The general problem

The same coordinates can match two different points on the territory, typically apart by up to 200 metres.

In order to know which point they refer to, we need to know the reference system for the coordinates.

In order for them to match, the same reference system must always be used for the points and cartography.


The specific problem

Up until some years, the reference system called ED50 (European Datum 1950) had been used on official ICGC maps, but because of the constant movement of the European continental plate, amongst other reasons, the cartography needed to be adapted. To this end, in 2007 a new reference system was agreed for all of Europe called ETRS89 (European Terrestrial Reference System 1989), and that meant that all the old coordinates must be moved (otherwise they would give the wrong locations).


What about GPS coordinates?

GPS coordinates now match the ICGC's maps directly (before you had to transform them or configure the GPS).


The solutions

If you need to combine the current ICGC cartography with another ED50 one, we suggest changing the other to ETRS89. Help you with the transformation guides.

To transform coordinates, you can use geodetic calculators on the ICGC website.
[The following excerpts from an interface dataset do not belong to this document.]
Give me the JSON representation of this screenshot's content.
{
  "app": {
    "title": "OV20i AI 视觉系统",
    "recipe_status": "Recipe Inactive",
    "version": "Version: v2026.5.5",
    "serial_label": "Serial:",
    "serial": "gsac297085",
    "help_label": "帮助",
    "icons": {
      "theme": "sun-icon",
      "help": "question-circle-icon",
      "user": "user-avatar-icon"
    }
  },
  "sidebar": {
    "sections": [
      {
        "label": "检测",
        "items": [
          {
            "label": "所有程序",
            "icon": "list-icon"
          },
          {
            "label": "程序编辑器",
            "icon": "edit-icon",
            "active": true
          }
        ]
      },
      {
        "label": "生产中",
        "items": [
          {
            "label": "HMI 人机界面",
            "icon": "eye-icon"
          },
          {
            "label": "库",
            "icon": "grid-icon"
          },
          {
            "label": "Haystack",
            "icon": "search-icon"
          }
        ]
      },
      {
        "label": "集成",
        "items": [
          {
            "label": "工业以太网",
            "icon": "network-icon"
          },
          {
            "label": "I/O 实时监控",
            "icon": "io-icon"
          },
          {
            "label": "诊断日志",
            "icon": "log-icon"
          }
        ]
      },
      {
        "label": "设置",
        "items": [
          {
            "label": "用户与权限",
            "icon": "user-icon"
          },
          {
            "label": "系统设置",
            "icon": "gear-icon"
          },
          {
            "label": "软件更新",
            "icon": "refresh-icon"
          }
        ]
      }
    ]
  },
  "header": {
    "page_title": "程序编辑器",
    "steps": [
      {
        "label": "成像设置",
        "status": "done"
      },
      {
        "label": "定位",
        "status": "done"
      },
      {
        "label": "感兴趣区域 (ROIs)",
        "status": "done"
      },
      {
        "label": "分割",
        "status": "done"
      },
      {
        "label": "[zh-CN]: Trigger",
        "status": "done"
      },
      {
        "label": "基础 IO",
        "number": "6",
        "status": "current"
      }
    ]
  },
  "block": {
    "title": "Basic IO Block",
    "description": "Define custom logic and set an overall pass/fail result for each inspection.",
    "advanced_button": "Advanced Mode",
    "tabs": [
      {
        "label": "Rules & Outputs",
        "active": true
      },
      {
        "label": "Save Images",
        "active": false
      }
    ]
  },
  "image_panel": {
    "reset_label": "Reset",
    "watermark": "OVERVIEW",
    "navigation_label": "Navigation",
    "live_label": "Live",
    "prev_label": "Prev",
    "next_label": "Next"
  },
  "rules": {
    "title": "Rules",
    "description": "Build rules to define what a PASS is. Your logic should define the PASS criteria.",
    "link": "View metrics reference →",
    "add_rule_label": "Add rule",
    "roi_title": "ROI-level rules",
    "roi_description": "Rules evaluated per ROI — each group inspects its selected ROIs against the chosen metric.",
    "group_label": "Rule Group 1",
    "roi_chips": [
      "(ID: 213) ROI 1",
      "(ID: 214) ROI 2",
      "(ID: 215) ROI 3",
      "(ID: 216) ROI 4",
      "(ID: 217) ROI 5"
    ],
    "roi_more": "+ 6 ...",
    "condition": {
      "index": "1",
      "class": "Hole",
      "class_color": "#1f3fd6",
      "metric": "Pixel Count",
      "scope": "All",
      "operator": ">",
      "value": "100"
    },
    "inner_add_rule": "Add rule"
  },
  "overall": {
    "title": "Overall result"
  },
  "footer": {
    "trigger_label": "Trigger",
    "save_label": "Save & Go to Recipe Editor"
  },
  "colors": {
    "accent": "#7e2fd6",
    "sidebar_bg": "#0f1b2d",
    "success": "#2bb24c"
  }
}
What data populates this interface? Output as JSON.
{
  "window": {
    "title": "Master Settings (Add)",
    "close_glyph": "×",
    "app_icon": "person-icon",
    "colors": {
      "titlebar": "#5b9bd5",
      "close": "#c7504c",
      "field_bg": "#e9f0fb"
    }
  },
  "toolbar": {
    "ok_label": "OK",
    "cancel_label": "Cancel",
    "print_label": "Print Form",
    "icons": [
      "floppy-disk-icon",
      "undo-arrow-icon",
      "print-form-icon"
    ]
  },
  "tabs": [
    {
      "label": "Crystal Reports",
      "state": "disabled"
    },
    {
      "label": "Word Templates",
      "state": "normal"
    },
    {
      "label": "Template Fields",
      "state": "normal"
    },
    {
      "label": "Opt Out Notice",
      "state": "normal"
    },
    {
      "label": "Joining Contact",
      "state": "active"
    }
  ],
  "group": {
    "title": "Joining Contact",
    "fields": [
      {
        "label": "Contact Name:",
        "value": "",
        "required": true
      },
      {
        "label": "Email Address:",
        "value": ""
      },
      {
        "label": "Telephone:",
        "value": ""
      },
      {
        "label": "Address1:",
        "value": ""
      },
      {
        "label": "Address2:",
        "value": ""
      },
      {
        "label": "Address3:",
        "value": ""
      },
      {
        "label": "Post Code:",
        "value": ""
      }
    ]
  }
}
If you have been given coordinates but you have not been told the reference system to be used, ask for it (still there are some chances of it being ED50, but it must be confirmed and the change that is being made must be communicated).